Christmas is traditionally the time of the year where people are less concerned about what they eat. After all, ‘tis the season to indulge in festive treats and delicacies.
However, as the nation has become more health conscious, more and more people are carefully considering the amount of sugar, fat and calories they consume during the holidays.
To assist those seeking to avoid piling on the pounds this Christmas, original research conducted by online personal trainers and nutritionists at Nuyoo.co sought to find out the sugar, fat and calorie content of seven popular seasonal treats/delicacies from the UK’s five biggest and most reputable supermarkets.
The study examined nutritional information for the following Christmas goods: mince pies, Christmas pudding, pigs in blankets, Christmas cake, stuffing, cranberry sauce, shortbread and wensleydale & cranberry cheese – comparing the same portion size each time.
Calories consumed over Christmas
With regards to calories, Asda’s mince pies were the most calorific of all the other supermarkets included in the research, weighing in at a hefty 280 calories per mince pie. Making it 48 calories more than the lightest option, which was the Morrisons mince pie at 232 calories each.
The research also highlighted that the biggest calorie difference was for stuffing, where there was 120 calories between the highest (Waitrose) and lowest (Morrisons) options. The next biggest calorie difference was for cranberry sauce, which had 65 calories between the highest (Tesco) and lowest (Asda) Supermarket offering.
Nuyoo found that making the right Supermarket choice for your Christmas shop can save you from gaining an extra 556 calories. Based purely on calories, it would be a wiser move for Brits to shop at Morrisons this year.
Sugar content of Christmas treats
Out of all the Christmas items, cranberry sauce at Sainsbury’s had the highest sugar content at an astronomical 54.7g. This was closely followed by Christmas pudding at Morrisons which had a sugar content of 49.1g.
The Christmas treat that had the biggest difference in sugar content was cranberry sauce, which had a 17g gap between the highest (Sainsbury’s) and lowest (Morrisons) options.
Overall, Sainsbury’s, on average, slip the most sugar into their seasonal products. Asda on the other hand rank last for sugar content, and the difference between the two was 20.7g of sugar, the equivalent of over 5 teaspoons, or 74% of your recommended daily allowance.
Fat levels in seasonal goods
The stuffing at Waitrose had the highest fat content out of all the items at 15.7g. This was closely followed by mince pies at Asda, with a fat content of 11g.

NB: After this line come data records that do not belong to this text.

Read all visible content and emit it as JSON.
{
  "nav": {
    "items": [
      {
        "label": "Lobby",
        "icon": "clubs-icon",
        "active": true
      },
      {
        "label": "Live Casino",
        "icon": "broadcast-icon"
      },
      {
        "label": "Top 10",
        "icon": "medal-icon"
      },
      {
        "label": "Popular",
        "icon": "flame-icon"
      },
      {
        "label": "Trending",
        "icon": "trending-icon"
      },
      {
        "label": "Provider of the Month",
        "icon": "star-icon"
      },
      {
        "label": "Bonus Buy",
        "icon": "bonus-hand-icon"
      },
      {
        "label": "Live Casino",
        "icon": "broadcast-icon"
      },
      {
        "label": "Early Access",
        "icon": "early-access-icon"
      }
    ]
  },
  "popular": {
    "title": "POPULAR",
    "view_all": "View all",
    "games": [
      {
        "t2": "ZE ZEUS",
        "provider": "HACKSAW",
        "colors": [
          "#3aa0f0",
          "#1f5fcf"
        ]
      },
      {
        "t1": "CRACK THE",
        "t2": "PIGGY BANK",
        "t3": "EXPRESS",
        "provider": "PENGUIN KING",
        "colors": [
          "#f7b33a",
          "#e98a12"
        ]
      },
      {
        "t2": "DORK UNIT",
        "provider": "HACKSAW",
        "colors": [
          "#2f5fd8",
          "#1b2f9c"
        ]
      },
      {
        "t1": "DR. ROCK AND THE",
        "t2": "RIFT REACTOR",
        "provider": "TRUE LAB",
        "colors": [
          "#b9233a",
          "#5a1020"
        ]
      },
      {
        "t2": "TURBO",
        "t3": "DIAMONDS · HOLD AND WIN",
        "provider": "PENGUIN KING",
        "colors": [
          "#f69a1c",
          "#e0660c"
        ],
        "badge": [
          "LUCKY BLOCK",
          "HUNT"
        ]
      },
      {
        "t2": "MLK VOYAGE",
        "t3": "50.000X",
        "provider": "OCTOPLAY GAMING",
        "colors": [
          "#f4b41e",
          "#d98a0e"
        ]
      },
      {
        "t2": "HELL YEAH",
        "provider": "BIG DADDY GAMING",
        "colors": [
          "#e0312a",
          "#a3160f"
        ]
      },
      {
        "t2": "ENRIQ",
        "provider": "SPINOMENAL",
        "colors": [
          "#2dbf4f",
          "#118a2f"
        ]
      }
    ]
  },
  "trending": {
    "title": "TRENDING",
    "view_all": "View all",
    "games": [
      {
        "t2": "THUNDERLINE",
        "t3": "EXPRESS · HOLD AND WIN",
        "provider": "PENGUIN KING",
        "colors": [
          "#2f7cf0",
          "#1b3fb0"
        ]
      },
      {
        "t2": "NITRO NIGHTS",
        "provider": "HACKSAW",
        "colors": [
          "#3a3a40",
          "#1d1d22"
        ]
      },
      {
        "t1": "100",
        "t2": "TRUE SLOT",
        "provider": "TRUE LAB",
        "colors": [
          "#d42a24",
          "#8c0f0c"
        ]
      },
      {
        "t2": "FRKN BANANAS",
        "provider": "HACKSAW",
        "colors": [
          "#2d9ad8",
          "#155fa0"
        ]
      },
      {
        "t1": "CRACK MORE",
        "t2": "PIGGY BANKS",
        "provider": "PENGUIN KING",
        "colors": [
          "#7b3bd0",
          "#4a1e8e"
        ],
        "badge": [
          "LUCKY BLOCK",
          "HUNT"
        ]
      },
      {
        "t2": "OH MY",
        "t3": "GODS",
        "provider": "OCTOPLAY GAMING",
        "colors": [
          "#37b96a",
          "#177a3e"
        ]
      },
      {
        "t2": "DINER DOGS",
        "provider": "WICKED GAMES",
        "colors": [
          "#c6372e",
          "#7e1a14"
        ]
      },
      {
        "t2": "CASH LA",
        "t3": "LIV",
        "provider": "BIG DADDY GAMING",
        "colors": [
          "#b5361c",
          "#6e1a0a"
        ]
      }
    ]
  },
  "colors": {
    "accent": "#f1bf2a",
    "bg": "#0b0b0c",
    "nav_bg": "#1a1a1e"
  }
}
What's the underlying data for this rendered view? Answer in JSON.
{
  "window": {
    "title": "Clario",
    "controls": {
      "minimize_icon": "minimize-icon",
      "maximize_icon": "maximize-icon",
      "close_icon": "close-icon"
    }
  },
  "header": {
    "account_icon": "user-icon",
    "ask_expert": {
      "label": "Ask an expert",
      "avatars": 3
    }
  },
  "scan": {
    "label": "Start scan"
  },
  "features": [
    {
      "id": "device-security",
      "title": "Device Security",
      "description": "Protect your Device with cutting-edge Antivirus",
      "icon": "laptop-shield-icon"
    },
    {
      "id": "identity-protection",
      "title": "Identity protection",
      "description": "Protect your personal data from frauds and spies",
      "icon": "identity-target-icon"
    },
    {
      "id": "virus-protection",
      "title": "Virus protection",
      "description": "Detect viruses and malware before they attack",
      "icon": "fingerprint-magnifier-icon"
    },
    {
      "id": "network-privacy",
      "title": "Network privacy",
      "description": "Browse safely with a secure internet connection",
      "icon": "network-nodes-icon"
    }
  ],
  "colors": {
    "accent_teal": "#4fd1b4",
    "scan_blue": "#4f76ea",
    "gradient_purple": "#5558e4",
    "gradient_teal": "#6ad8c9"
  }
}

Focusing on fat content, the biggest difference was found in stuffing, where the highest (Waitrose) option managed to pack 14.8g more fat than the lowest (Sainsbury’s) one.
Closer analysis of the numbers infact revealed that Waitrose total fat content for all the selected items in the research contained a whole 19.3g fatter than the lighter-option supermarket, Sainsburys.

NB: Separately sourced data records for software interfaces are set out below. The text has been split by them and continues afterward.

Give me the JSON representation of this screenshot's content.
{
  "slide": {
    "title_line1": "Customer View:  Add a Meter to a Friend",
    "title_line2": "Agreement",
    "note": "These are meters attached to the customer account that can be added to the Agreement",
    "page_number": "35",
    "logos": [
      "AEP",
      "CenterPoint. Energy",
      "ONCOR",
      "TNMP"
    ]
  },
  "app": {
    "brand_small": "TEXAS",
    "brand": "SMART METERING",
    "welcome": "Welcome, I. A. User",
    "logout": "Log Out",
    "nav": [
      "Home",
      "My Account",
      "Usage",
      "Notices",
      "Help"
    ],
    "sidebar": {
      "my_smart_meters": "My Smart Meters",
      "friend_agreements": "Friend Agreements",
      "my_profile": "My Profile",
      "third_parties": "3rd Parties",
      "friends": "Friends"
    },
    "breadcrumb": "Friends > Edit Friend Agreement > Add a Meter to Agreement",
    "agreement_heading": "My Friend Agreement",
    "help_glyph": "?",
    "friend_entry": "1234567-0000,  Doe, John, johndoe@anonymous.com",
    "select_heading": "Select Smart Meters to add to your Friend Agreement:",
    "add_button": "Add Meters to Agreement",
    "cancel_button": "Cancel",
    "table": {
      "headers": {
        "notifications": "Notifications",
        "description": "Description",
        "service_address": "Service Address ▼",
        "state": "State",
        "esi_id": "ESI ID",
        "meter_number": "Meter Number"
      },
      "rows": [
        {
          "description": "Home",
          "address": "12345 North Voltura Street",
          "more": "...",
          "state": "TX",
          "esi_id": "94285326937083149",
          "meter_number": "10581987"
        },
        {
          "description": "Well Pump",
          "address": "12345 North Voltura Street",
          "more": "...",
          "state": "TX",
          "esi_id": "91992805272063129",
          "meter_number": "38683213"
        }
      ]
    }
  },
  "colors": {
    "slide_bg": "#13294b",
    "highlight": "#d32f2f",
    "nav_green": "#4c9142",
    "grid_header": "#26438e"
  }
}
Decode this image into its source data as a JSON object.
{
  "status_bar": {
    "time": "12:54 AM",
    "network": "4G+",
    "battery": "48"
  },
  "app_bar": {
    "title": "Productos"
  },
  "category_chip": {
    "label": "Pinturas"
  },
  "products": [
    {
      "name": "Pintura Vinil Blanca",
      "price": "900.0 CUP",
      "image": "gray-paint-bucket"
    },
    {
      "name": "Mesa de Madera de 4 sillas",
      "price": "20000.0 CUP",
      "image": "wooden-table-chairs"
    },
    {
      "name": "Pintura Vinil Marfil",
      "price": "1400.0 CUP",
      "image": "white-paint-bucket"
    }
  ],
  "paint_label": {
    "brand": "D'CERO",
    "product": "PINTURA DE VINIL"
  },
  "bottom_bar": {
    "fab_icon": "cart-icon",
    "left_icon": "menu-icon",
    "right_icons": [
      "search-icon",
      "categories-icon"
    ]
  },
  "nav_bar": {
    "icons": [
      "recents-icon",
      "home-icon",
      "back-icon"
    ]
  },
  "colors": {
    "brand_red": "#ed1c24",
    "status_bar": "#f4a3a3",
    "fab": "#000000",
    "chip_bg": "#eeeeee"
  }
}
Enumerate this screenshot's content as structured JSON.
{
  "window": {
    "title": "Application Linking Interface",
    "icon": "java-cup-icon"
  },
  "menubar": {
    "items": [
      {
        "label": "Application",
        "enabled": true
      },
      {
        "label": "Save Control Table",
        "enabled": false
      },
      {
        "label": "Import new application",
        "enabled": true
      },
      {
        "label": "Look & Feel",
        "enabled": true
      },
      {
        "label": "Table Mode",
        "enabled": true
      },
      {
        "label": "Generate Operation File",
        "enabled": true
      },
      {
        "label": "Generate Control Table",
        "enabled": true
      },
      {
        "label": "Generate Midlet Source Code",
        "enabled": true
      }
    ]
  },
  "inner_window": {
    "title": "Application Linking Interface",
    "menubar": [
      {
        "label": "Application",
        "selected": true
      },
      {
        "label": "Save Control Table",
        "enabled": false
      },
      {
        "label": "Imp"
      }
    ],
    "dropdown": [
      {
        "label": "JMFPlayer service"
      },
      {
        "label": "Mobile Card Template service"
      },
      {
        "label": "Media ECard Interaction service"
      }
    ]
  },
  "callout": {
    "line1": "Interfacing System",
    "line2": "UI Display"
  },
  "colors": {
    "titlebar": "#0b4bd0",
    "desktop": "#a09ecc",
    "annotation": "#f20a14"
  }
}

Top Tips to Stop Yourself from Over-Indulging this Christmas
Where possible avoid nibbles – because they will contribute towards unnecessary and additional calories that you may not want to ideally consume. It’s also easy to lose track of what you eat when you graze throughout the day.

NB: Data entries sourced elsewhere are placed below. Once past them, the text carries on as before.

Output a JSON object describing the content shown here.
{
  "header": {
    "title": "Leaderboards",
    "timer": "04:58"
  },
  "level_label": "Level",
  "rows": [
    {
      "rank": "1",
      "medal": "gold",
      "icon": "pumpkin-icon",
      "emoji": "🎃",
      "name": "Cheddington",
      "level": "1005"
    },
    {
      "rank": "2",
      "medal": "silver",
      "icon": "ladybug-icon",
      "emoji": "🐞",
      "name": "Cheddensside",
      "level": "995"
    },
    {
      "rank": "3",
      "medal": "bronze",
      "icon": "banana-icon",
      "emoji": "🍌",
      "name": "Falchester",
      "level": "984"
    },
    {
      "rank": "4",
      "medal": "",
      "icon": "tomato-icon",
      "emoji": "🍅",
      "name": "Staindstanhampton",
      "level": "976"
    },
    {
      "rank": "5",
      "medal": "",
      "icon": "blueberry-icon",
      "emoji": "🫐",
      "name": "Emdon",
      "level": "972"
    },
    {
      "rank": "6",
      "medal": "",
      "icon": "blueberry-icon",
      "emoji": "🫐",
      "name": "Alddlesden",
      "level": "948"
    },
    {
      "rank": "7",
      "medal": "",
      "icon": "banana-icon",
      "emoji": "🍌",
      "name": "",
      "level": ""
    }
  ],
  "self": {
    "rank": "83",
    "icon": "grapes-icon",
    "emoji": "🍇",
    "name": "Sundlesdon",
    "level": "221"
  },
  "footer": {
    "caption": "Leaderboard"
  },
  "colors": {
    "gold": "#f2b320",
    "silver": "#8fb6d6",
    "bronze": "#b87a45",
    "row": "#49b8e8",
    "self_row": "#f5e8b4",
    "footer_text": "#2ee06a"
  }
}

Whilst you should immerse yourself in Christmas TV, boards games and naps on the big day itself – try to go for a walk before and after the biggest Christmas feast.
Where possible incorporate healthier methods in your cooking. Instead of the very calorific chocolate yule log go for the lighter panettone. Likewise, cutting potatoes into larger pieces means they absorb less fat whilst they cook. Also consider making a fruit salad as substitute for chocolates, sweets and candy as a more natural alternative.
Perhaps an underestimated source of calories, sugar and fat. Avoid over-doing it when it comes to your favourite Christmas tipples. Especially ones like Baileys- which has a high calorie and sugar content!
Utilise the internet to find consumer specific sites and forums which allow you to view the nutritional information for all the items you intend to purchase for Christmas. This will allow you to draw lists up of what to get from each supermarket – depending on the best possible nutritional possibilities for your diet.